TASK TO COMPLETE - Copy each line of the entries below that contains the string "Layar".

DATA SHOWN -
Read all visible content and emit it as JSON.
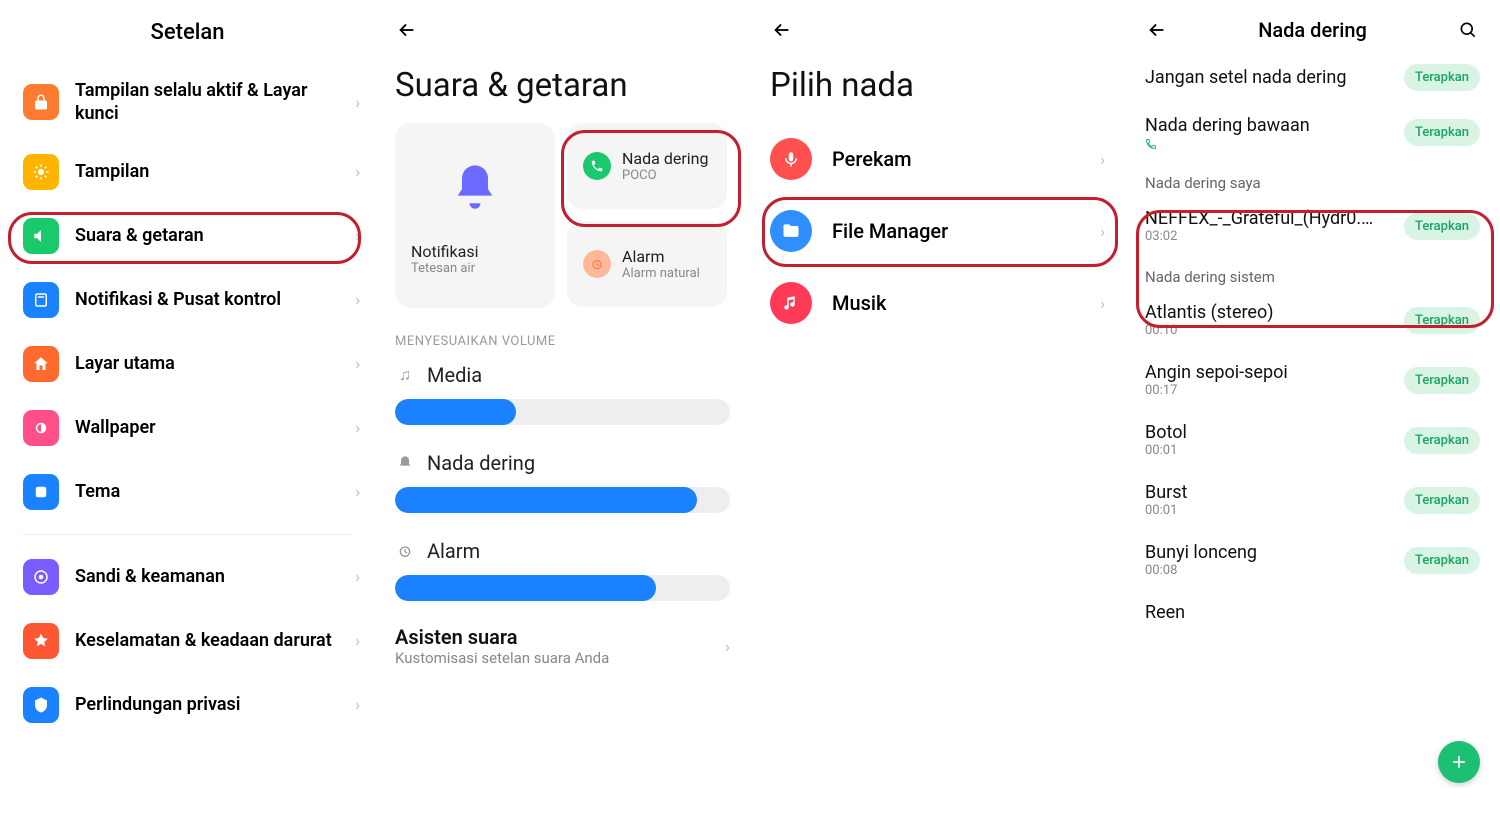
{
  "panel1": {
    "title": "Setelan",
    "items": [
      {
        "label": "Tampilan selalu aktif & Layar kunci",
        "icon_bg": "#ff7b2f",
        "icon_name": "lock-icon"
      },
      {
        "label": "Tampilan",
        "icon_bg": "#ffb400",
        "icon_name": "sun-icon"
      },
      {
        "label": "Suara & getaran",
        "icon_bg": "#19c96c",
        "icon_name": "volume-icon"
      },
      {
        "label": "Notifikasi & Pusat kontrol",
        "icon_bg": "#1a82ff",
        "icon_name": "notification-icon"
      },
      {
        "label": "Layar utama",
        "icon_bg": "#ff6a2f",
        "icon_name": "home-icon"
      },
      {
        "label": "Wallpaper",
        "icon_bg": "#ff4f88",
        "icon_name": "wallpaper-icon"
      },
      {
        "label": "Tema",
        "icon_bg": "#1a82ff",
        "icon_name": "theme-icon"
      },
      {
        "label": "Sandi & keamanan",
        "icon_bg": "#7a5cff",
        "icon_name": "security-icon"
      },
      {
        "label": "Keselamatan & keadaan darurat",
        "icon_bg": "#ff5733",
        "icon_name": "emergency-icon"
      },
      {
        "label": "Perlindungan privasi",
        "icon_bg": "#1a82ff",
        "icon_name": "privacy-icon"
      }
    ]
  },
  "panel2": {
    "title": "Suara & getaran",
    "notif_card": {
      "title": "Notifikasi",
      "sub": "Tetesan air"
    },
    "ringtone_card": {
      "title": "Nada dering",
      "sub": "POCO"
    },
    "alarm_card": {
      "title": "Alarm",
      "sub": "Alarm natural"
    },
    "volume_section": "MENYESUAIKAN VOLUME",
    "sliders": [
      {
        "label": "Media",
        "value": 36
      },
      {
        "label": "Nada dering",
        "value": 90
      },
      {
        "label": "Alarm",
        "value": 78
      }
    ],
    "assistant": {
      "title": "Asisten suara",
      "sub": "Kustomisasi setelan suara Anda"
    }
  },
  "panel3": {
    "title": "Pilih nada",
    "items": [
      {
        "label": "Perekam",
        "bg": "#ff4f4f",
        "icon_name": "mic-icon"
      },
      {
        "label": "File Manager",
        "bg": "#2f8fff",
        "icon_name": "folder-icon"
      },
      {
        "label": "Musik",
        "bg": "#ff3a57",
        "icon_name": "music-icon"
      }
    ]
  },
  "panel4": {
    "title": "Nada dering",
    "apply_label": "Terapkan",
    "top_items": [
      {
        "title": "Jangan setel nada dering"
      },
      {
        "title": "Nada dering bawaan",
        "phone_sub": true
      }
    ],
    "my_section": "Nada dering saya",
    "my_items": [
      {
        "title": "NEFFEX_-_Grateful_(Hydr0....",
        "sub": "03:02"
      }
    ],
    "sys_section": "Nada dering sistem",
    "sys_items": [
      {
        "title": "Atlantis (stereo)",
        "sub": "00:10"
      },
      {
        "title": "Angin sepoi-sepoi",
        "sub": "00:17"
      },
      {
        "title": "Botol",
        "sub": "00:01"
      },
      {
        "title": "Burst",
        "sub": "00:01"
      },
      {
        "title": "Bunyi lonceng",
        "sub": "00:08"
      },
      {
        "title": "Reen",
        "sub": ""
      }
    ]
  }
}
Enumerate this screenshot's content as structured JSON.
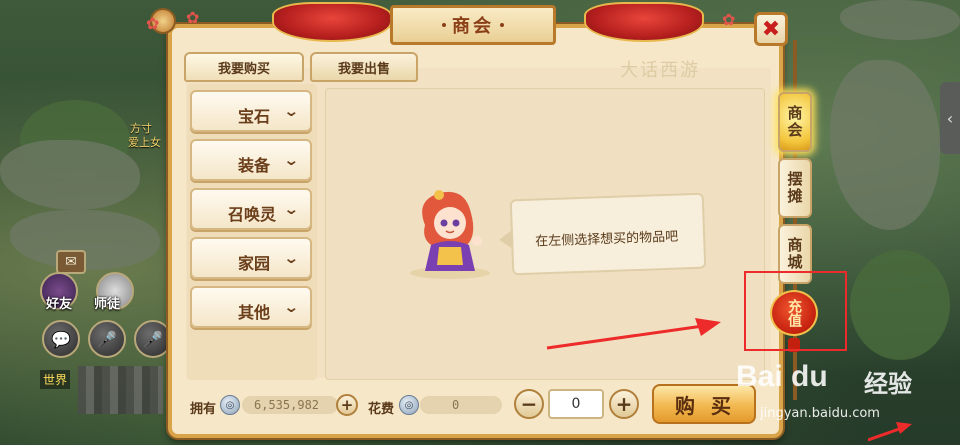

SOLUTION TO THIS EXERCISE -
        "label": "Tampilan selalu aktif & Layar kunci",
        "label": "Layar utama",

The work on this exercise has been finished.